We had another, similar project for a video course where the same concept had to be used with photos rather than 3d renders: we had to take many panoramic photos of a place of our choice, then modify the photos somehow and turn them into a Quicktime VR. Mine can be seen here. I took photos of our student newspaper redaction room, and added monsters sitting there. It was fun but took a little too long! I also included a friend Marc-André Trépannier in one of the photos, playing a ukulele. I drew a freaky little monster riding him.
We also had to include short videos in our rooms that would start when the visitor clicks a certain object (mine is a little drawing on one of the room's billboards). Making these videos automatically load a new Quicktime VR file by adding something called an HREFtrack on the video was a real pain in the ass, it usually just didn't work for dozens of stupid, obscure technical reasons.

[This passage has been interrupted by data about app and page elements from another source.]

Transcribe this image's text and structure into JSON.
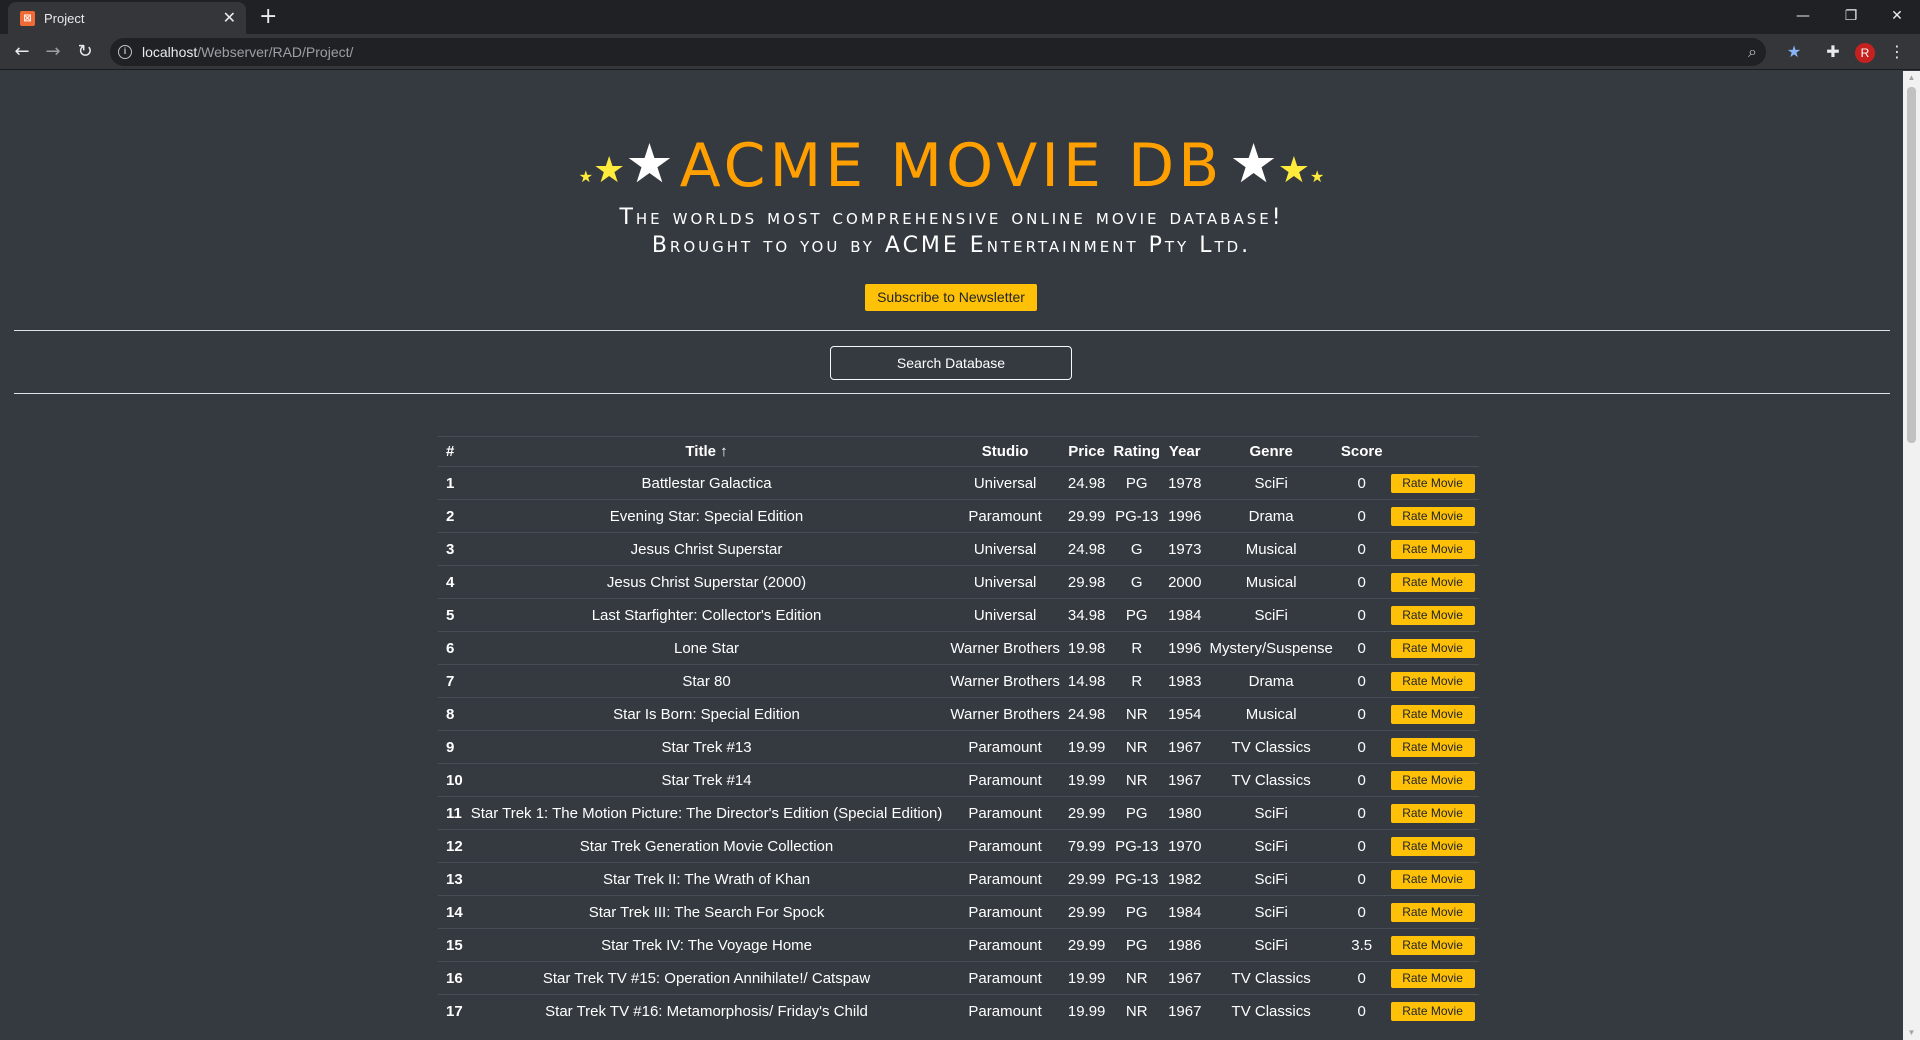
{
  "browser": {
    "tab_title": "Project",
    "tab_close": "✕",
    "new_tab": "+",
    "url_host": "localhost",
    "url_path": "/Webserver/RAD/Project/",
    "avatar_letter": "R",
    "icons": [
      "back-icon",
      "forward-icon",
      "reload-icon",
      "info-icon",
      "zoom-icon",
      "bookmark-star-icon",
      "extensions-icon",
      "menu-icon"
    ]
  },
  "header": {
    "brand": "ACME MOVIE DB",
    "tagline_1": "The worlds most comprehensive online movie database!",
    "tagline_2": "Brought to you by ACME Entertainment Pty Ltd.",
    "subscribe_label": "Subscribe to Newsletter",
    "search_label": "Search Database",
    "star_color": "#ffeb3b",
    "brand_color": "#ff9f00",
    "button_color": "#ffc107"
  },
  "table": {
    "headers": {
      "num": "#",
      "title": "Title ↑",
      "studio": "Studio",
      "price": "Price",
      "rating": "Rating",
      "year": "Year",
      "genre": "Genre",
      "score": "Score"
    },
    "rate_label": "Rate Movie",
    "rows": [
      {
        "num": "1",
        "title": "Battlestar Galactica",
        "studio": "Universal",
        "price": "24.98",
        "rating": "PG",
        "year": "1978",
        "genre": "SciFi",
        "score": "0"
      },
      {
        "num": "2",
        "title": "Evening Star: Special Edition",
        "studio": "Paramount",
        "price": "29.99",
        "rating": "PG-13",
        "year": "1996",
        "genre": "Drama",
        "score": "0"
      },
      {
        "num": "3",
        "title": "Jesus Christ Superstar",
        "studio": "Universal",
        "price": "24.98",
        "rating": "G",
        "year": "1973",
        "genre": "Musical",
        "score": "0"
      },
      {
        "num": "4",
        "title": "Jesus Christ Superstar (2000)",
        "studio": "Universal",
        "price": "29.98",
        "rating": "G",
        "year": "2000",
        "genre": "Musical",
        "score": "0"
      },
      {
        "num": "5",
        "title": "Last Starfighter: Collector's Edition",
        "studio": "Universal",
        "price": "34.98",
        "rating": "PG",
        "year": "1984",
        "genre": "SciFi",
        "score": "0"
      },
      {
        "num": "6",
        "title": "Lone Star",
        "studio": "Warner Brothers",
        "price": "19.98",
        "rating": "R",
        "year": "1996",
        "genre": "Mystery/Suspense",
        "score": "0"
      },
      {
        "num": "7",
        "title": "Star 80",
        "studio": "Warner Brothers",
        "price": "14.98",
        "rating": "R",
        "year": "1983",
        "genre": "Drama",
        "score": "0"
      },
      {
        "num": "8",
        "title": "Star Is Born: Special Edition",
        "studio": "Warner Brothers",
        "price": "24.98",
        "rating": "NR",
        "year": "1954",
        "genre": "Musical",
        "score": "0"
      },
      {
        "num": "9",
        "title": "Star Trek #13",
        "studio": "Paramount",
        "price": "19.99",
        "rating": "NR",
        "year": "1967",
        "genre": "TV Classics",
        "score": "0"
      },
      {
        "num": "10",
        "title": "Star Trek #14",
        "studio": "Paramount",
        "price": "19.99",
        "rating": "NR",
        "year": "1967",
        "genre": "TV Classics",
        "score": "0"
      },
      {
        "num": "11",
        "title": "Star Trek 1: The Motion Picture: The Director's Edition (Special Edition)",
        "studio": "Paramount",
        "price": "29.99",
        "rating": "PG",
        "year": "1980",
        "genre": "SciFi",
        "score": "0"
      },
      {
        "num": "12",
        "title": "Star Trek Generation Movie Collection",
        "studio": "Paramount",
        "price": "79.99",
        "rating": "PG-13",
        "year": "1970",
        "genre": "SciFi",
        "score": "0"
      },
      {
        "num": "13",
        "title": "Star Trek II: The Wrath of Khan",
        "studio": "Paramount",
        "price": "29.99",
        "rating": "PG-13",
        "year": "1982",
        "genre": "SciFi",
        "score": "0"
      },
      {
        "num": "14",
        "title": "Star Trek III: The Search For Spock",
        "studio": "Paramount",
        "price": "29.99",
        "rating": "PG",
        "year": "1984",
        "genre": "SciFi",
        "score": "0"
      },
      {
        "num": "15",
        "title": "Star Trek IV: The Voyage Home",
        "studio": "Paramount",
        "price": "29.99",
        "rating": "PG",
        "year": "1986",
        "genre": "SciFi",
        "score": "3.5"
      },
      {
        "num": "16",
        "title": "Star Trek TV #15: Operation Annihilate!/ Catspaw",
        "studio": "Paramount",
        "price": "19.99",
        "rating": "NR",
        "year": "1967",
        "genre": "TV Classics",
        "score": "0"
      },
      {
        "num": "17",
        "title": "Star Trek TV #16: Metamorphosis/ Friday's Child",
        "studio": "Paramount",
        "price": "19.99",
        "rating": "NR",
        "year": "1967",
        "genre": "TV Classics",
        "score": "0"
      }
    ]
  }
}
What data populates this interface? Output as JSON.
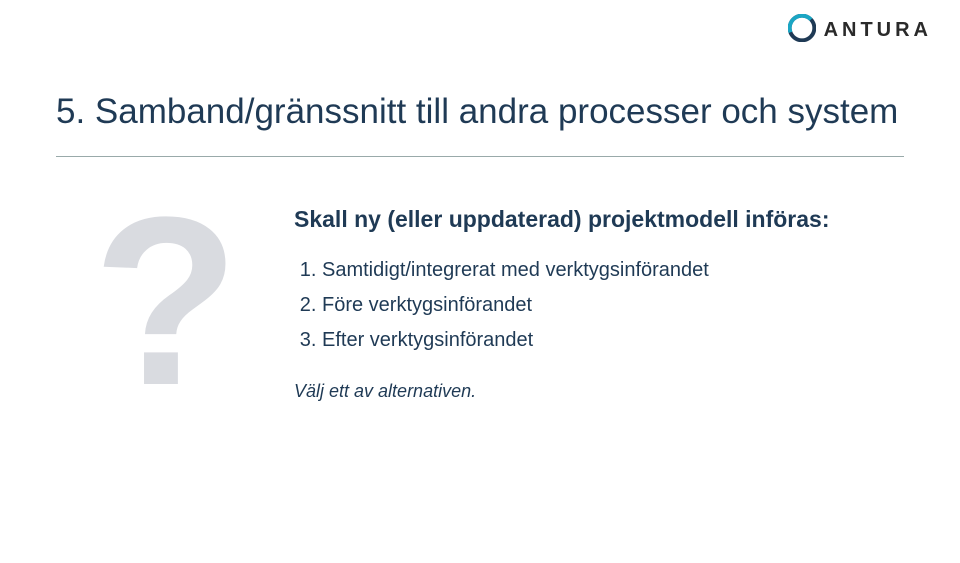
{
  "brand": {
    "name": "ANTURA",
    "logo_colors": {
      "outer": "#1f3a55",
      "inner": "#1aa6c4"
    }
  },
  "slide": {
    "title": "5. Samband/gränssnitt till andra processer och system",
    "question_mark": "?",
    "lead": "Skall ny (eller uppdaterad) projektmodell införas:",
    "options": [
      "Samtidigt/integrerat med verktygsinförandet",
      "Före verktygsinförandet",
      "Efter verktygsinförandet"
    ],
    "footnote": "Välj ett av alternativen."
  }
}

In another course called "Présentation multimedia" that focuses on nonstandard communications between users and computers (like with heat sensors on input and lasers or motors for output instead of the usual keyboard and screen), we are working on a game!
(that's a mockup though, not a screenshot of the actual thing)
Its a side scrolling shooter where one player uses the arrow keys to move a little ship through a dangerous tunnel, and the other player uses a microphone to influence the level's generation. It's lots of fun to work on, we should finish it soon enough (maybe tomorrow actually).
One final project I'm working on for college is a video clip for a Canadian artist who's name eludes me right now. We recorded him singing his song over a green screen from multiple angles, and next week we will put the clips together and throw in a little animation and have some fun with it. I might put it on youtube when its done who knows.
That's it for now yo, cheers.